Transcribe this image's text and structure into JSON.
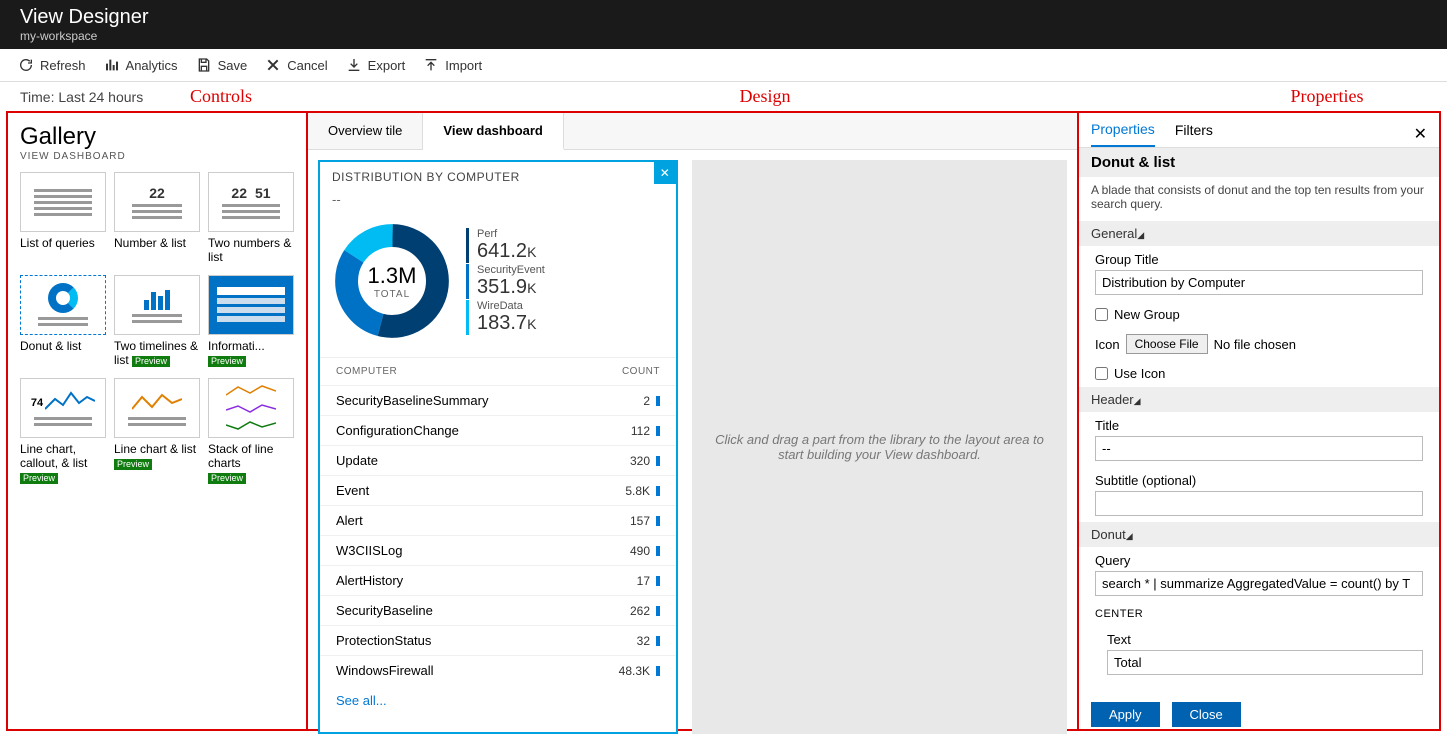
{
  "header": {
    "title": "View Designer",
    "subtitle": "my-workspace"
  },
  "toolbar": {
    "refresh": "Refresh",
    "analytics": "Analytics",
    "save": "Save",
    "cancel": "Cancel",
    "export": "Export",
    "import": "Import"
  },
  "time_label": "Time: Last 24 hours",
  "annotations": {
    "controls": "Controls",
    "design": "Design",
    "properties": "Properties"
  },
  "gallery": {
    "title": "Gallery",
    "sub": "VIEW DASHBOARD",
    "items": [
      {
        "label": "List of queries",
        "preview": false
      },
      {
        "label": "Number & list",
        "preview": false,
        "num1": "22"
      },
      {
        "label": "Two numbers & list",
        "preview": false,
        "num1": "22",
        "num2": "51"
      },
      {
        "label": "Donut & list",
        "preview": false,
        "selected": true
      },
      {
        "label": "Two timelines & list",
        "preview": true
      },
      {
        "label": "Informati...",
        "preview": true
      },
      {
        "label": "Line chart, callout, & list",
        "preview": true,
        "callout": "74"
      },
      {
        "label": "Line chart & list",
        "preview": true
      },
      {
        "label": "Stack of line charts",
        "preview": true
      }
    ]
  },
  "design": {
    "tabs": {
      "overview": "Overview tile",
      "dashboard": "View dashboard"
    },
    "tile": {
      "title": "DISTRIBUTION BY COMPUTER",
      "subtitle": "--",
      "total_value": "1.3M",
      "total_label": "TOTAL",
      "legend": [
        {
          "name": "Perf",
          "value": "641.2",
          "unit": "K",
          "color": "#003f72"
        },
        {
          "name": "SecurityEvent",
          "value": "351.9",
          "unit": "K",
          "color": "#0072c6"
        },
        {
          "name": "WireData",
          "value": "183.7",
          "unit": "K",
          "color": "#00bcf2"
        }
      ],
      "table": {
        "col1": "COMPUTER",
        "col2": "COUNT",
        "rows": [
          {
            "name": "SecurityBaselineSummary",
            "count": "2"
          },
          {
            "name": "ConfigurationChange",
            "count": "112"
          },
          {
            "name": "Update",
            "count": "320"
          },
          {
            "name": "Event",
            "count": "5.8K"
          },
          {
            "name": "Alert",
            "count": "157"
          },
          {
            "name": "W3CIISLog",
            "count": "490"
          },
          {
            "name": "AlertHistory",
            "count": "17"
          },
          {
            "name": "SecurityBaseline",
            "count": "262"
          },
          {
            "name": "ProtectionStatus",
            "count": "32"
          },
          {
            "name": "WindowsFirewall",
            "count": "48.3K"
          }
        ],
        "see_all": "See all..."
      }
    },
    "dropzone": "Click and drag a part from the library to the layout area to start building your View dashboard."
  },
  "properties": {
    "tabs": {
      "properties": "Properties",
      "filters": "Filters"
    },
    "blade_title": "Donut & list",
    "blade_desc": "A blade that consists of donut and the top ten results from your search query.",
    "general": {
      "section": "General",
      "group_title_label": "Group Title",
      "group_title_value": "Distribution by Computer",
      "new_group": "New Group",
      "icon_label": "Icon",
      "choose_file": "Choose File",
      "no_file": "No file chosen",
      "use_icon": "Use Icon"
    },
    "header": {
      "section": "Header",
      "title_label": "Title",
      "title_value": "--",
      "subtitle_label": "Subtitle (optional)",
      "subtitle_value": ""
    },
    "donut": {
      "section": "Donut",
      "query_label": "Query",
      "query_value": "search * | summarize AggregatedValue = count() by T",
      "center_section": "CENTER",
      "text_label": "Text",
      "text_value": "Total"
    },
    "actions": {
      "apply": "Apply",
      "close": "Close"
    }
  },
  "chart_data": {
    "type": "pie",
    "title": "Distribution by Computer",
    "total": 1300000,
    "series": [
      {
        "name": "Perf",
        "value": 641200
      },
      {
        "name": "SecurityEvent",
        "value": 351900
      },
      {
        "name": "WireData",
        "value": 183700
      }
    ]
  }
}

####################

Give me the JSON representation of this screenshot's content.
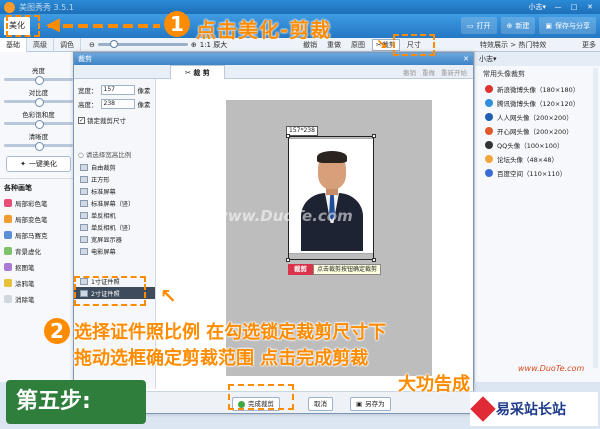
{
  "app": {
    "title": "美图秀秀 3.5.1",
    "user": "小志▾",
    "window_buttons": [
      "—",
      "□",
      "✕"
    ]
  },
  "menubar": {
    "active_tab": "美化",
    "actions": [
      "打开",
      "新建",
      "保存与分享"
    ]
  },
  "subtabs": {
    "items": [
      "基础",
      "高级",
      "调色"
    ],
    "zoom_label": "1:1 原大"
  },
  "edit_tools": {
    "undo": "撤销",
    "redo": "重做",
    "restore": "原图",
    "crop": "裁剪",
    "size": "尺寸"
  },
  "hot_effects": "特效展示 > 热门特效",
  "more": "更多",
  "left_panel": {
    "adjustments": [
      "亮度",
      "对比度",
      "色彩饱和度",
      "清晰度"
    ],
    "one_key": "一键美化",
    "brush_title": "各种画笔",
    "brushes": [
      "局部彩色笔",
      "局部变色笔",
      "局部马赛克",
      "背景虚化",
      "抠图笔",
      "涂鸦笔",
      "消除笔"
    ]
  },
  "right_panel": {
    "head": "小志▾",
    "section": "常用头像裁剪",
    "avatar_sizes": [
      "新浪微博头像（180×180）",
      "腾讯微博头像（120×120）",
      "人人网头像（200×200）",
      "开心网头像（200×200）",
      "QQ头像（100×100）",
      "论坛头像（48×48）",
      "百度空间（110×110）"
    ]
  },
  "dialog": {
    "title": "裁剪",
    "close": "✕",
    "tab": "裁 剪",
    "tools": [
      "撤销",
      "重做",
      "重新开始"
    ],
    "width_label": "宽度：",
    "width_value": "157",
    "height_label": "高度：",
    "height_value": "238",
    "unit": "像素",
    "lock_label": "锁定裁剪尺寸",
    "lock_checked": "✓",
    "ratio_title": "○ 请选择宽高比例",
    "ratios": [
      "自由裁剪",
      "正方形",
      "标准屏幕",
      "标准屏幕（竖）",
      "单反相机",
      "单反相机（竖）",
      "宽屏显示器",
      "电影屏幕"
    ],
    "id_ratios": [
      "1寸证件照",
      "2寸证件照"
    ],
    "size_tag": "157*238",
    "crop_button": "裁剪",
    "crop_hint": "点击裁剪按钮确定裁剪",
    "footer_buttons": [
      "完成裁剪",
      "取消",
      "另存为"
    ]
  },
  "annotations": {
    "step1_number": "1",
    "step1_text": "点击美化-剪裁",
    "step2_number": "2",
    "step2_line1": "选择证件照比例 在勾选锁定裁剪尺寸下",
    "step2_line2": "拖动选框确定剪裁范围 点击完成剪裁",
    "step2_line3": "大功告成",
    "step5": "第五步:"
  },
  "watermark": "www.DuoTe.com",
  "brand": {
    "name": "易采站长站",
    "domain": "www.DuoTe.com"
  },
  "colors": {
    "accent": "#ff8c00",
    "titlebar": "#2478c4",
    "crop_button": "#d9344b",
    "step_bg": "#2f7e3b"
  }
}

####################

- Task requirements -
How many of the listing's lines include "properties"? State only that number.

- Response to this task -
3